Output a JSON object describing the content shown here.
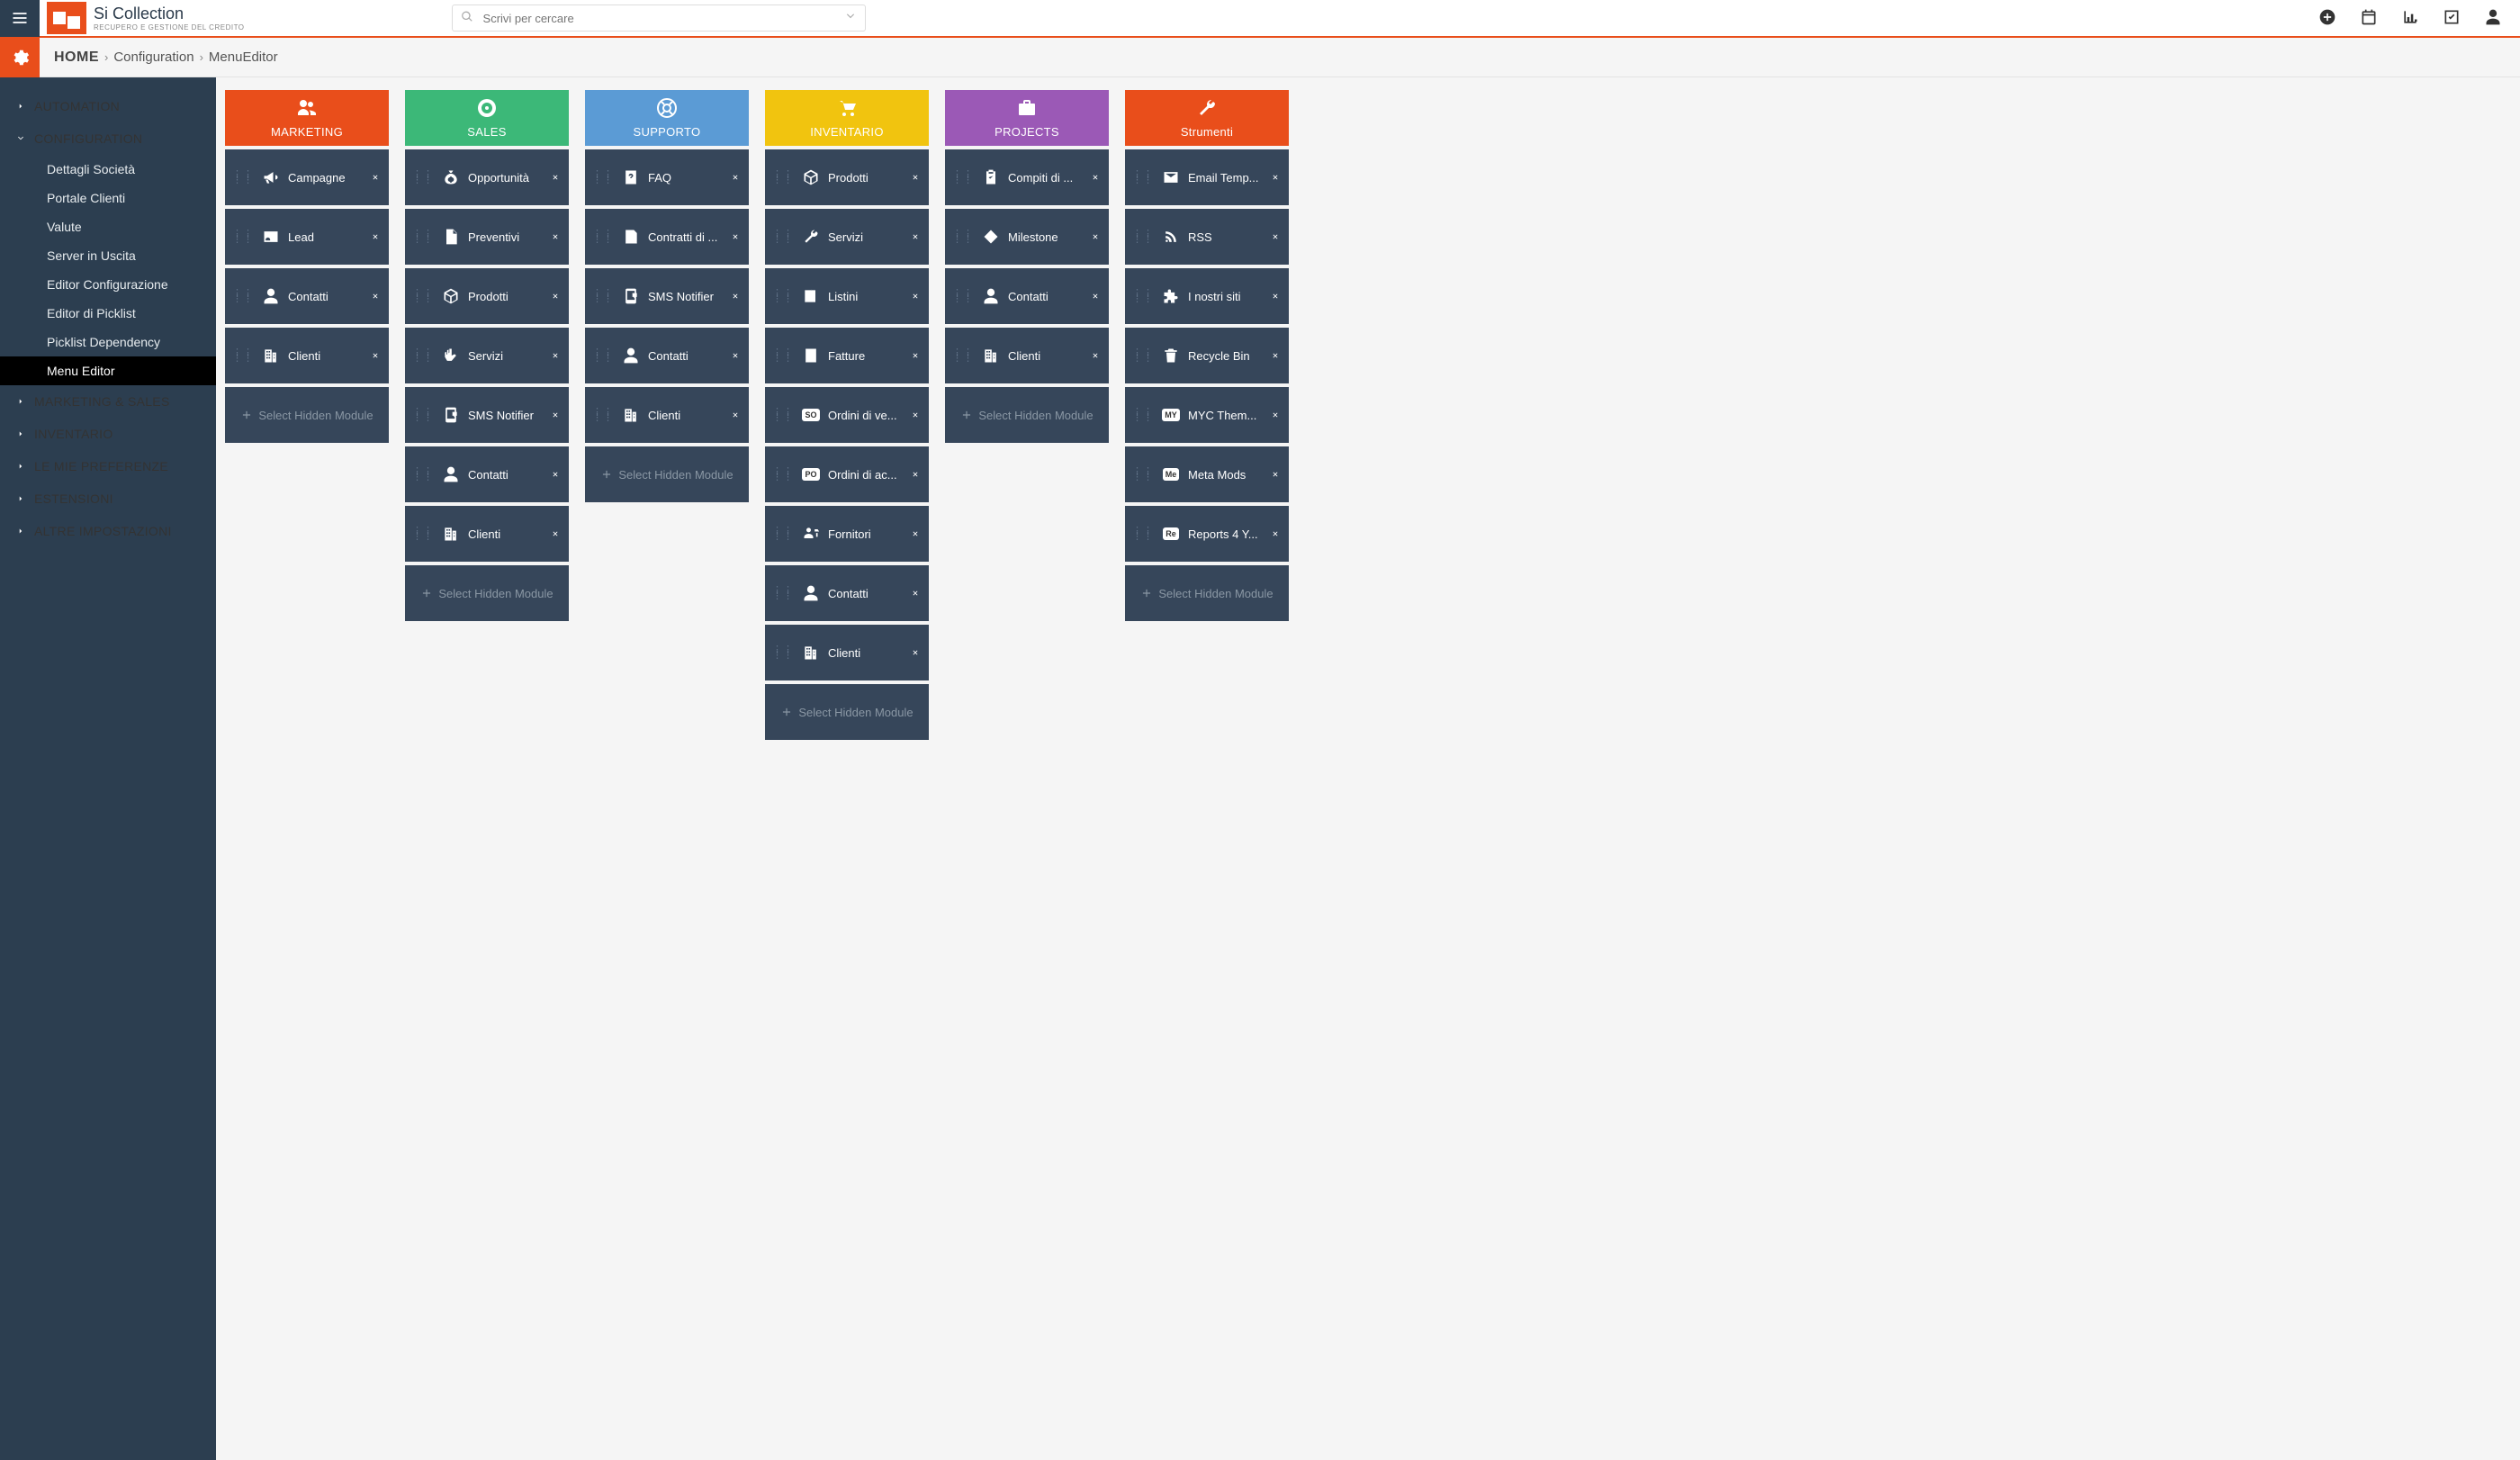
{
  "brand": {
    "name": "Si Collection",
    "tagline": "RECUPERO E GESTIONE DEL CREDITO"
  },
  "search": {
    "placeholder": "Scrivi per cercare"
  },
  "breadcrumb": {
    "home": "HOME",
    "level1": "Configuration",
    "level2": "MenuEditor"
  },
  "sidebar": {
    "groups": [
      {
        "label": "AUTOMATION",
        "expanded": false
      },
      {
        "label": "CONFIGURATION",
        "expanded": true,
        "items": [
          {
            "label": "Dettagli Società"
          },
          {
            "label": "Portale Clienti"
          },
          {
            "label": "Valute"
          },
          {
            "label": "Server in Uscita"
          },
          {
            "label": "Editor Configurazione"
          },
          {
            "label": "Editor di Picklist"
          },
          {
            "label": "Picklist Dependency"
          },
          {
            "label": "Menu Editor",
            "active": true
          }
        ]
      },
      {
        "label": "MARKETING & SALES",
        "expanded": false
      },
      {
        "label": "INVENTARIO",
        "expanded": false
      },
      {
        "label": "LE MIE PREFERENZE",
        "expanded": false
      },
      {
        "label": "ESTENSIONI",
        "expanded": false
      },
      {
        "label": "ALTRE IMPOSTAZIONI",
        "expanded": false
      }
    ]
  },
  "select_hidden": "Select Hidden Module",
  "columns": [
    {
      "label": "MARKETING",
      "color": "c-orange",
      "headicon": "users",
      "items": [
        {
          "icon": "bullhorn",
          "label": "Campagne"
        },
        {
          "icon": "idcard",
          "label": "Lead"
        },
        {
          "icon": "user",
          "label": "Contatti"
        },
        {
          "icon": "building",
          "label": "Clienti"
        }
      ]
    },
    {
      "label": "SALES",
      "color": "c-green",
      "headicon": "target",
      "items": [
        {
          "icon": "moneybag",
          "label": "Opportunità"
        },
        {
          "icon": "doc-search",
          "label": "Preventivi"
        },
        {
          "icon": "box-open",
          "label": "Prodotti"
        },
        {
          "icon": "handshake",
          "label": "Servizi"
        },
        {
          "icon": "sms",
          "label": "SMS Notifier"
        },
        {
          "icon": "user",
          "label": "Contatti"
        },
        {
          "icon": "building",
          "label": "Clienti"
        }
      ]
    },
    {
      "label": "SUPPORTO",
      "color": "c-blue",
      "headicon": "lifering",
      "items": [
        {
          "icon": "question",
          "label": "FAQ"
        },
        {
          "icon": "contract",
          "label": "Contratti di ..."
        },
        {
          "icon": "sms",
          "label": "SMS Notifier"
        },
        {
          "icon": "user",
          "label": "Contatti"
        },
        {
          "icon": "building",
          "label": "Clienti"
        }
      ]
    },
    {
      "label": "INVENTARIO",
      "color": "c-yellow",
      "headicon": "cart",
      "items": [
        {
          "icon": "box-open",
          "label": "Prodotti"
        },
        {
          "icon": "wrench",
          "label": "Servizi"
        },
        {
          "icon": "pricetag",
          "label": "Listini"
        },
        {
          "icon": "invoice",
          "label": "Fatture"
        },
        {
          "icon": "txt:SO",
          "label": "Ordini di ve..."
        },
        {
          "icon": "txt:PO",
          "label": "Ordini di ac..."
        },
        {
          "icon": "supplier",
          "label": "Fornitori"
        },
        {
          "icon": "user",
          "label": "Contatti"
        },
        {
          "icon": "building",
          "label": "Clienti"
        }
      ]
    },
    {
      "label": "PROJECTS",
      "color": "c-purple",
      "headicon": "briefcase",
      "items": [
        {
          "icon": "clipboard",
          "label": "Compiti di ..."
        },
        {
          "icon": "diamond",
          "label": "Milestone"
        },
        {
          "icon": "user",
          "label": "Contatti"
        },
        {
          "icon": "building",
          "label": "Clienti"
        }
      ]
    },
    {
      "label": "Strumenti",
      "color": "c-orange",
      "headicon": "wrench",
      "items": [
        {
          "icon": "envelope",
          "label": "Email Temp..."
        },
        {
          "icon": "rss",
          "label": "RSS"
        },
        {
          "icon": "puzzle",
          "label": "I nostri siti"
        },
        {
          "icon": "trash",
          "label": "Recycle Bin"
        },
        {
          "icon": "txt:MY",
          "label": "MYC Them..."
        },
        {
          "icon": "txt:Me",
          "label": "Meta Mods"
        },
        {
          "icon": "txt:Re",
          "label": "Reports 4 Y..."
        }
      ]
    }
  ]
}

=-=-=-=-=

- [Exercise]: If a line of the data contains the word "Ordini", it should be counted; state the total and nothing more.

- [Completed task]: 2